Michael Stoto is a professor of health systems administration and population health and an adjunct professor of law at Georgetown University. He is also an adjunct professor of biostatistics and senior preparedness fellow at the Harvard T. H. Chan School of Public Health. A statistician, epidemiologist, and health services researcher, Stoto’s research interests include public health practice, especially with regard to emergency preparedness, drug and vaccine safety, infectious disease policy, and ethical issues in research and public health practice.

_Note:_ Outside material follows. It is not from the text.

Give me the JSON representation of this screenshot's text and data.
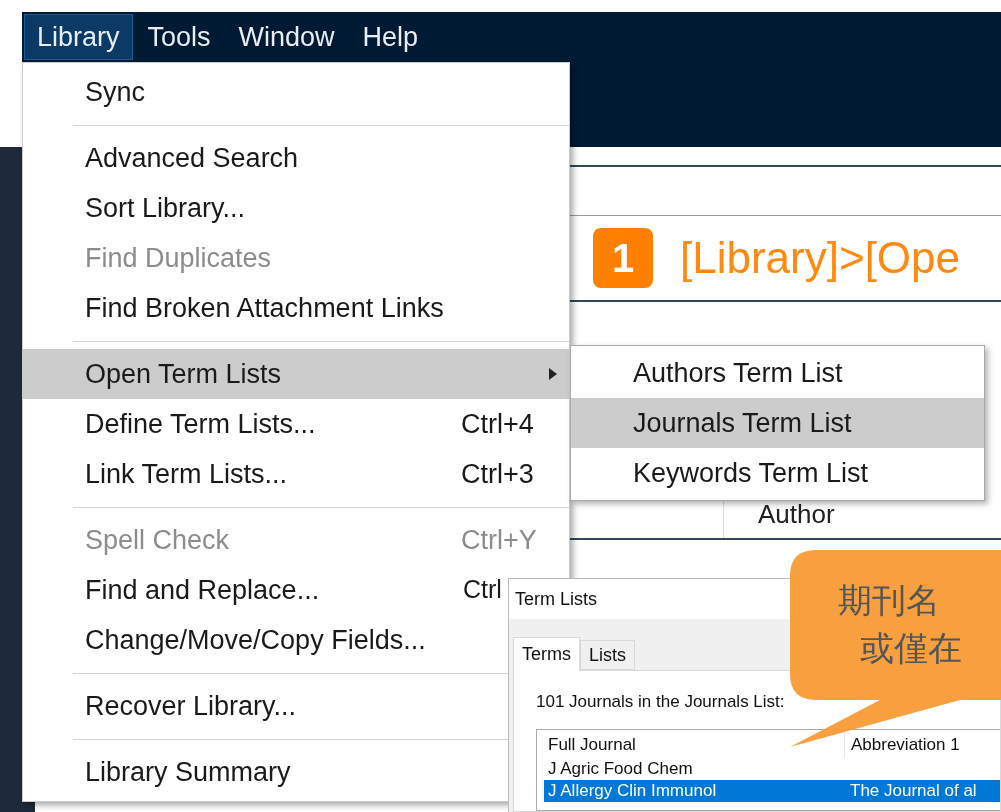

Stoto is a recognized expert on population health, public health assessment, and public health systems research. His work has included systems-oriented evaluations of public health surveillance systems at the local to global level, evaluating community health assessments and performance measures with state and local health departments, and applying and developing rigorous mixed-methods approaches to evaluating federal, state, and local public health systems. During the COVID-19 pandemic, Stoto’s research has focused on surveillance systems to guide decision-making, interpretation of test results and policy for testing, and other aspects of public health practice at the local to global levels. He is currently working with the European Centre for Disease Prevention and Control and Alma Mater Studiorum – Università di Bologna on the assessment of public health emergency capabilities and capacities during the COVID-19 pandemic.
Stoto holds a Ph.D. from Harvard University and an A.B. from Princeton University.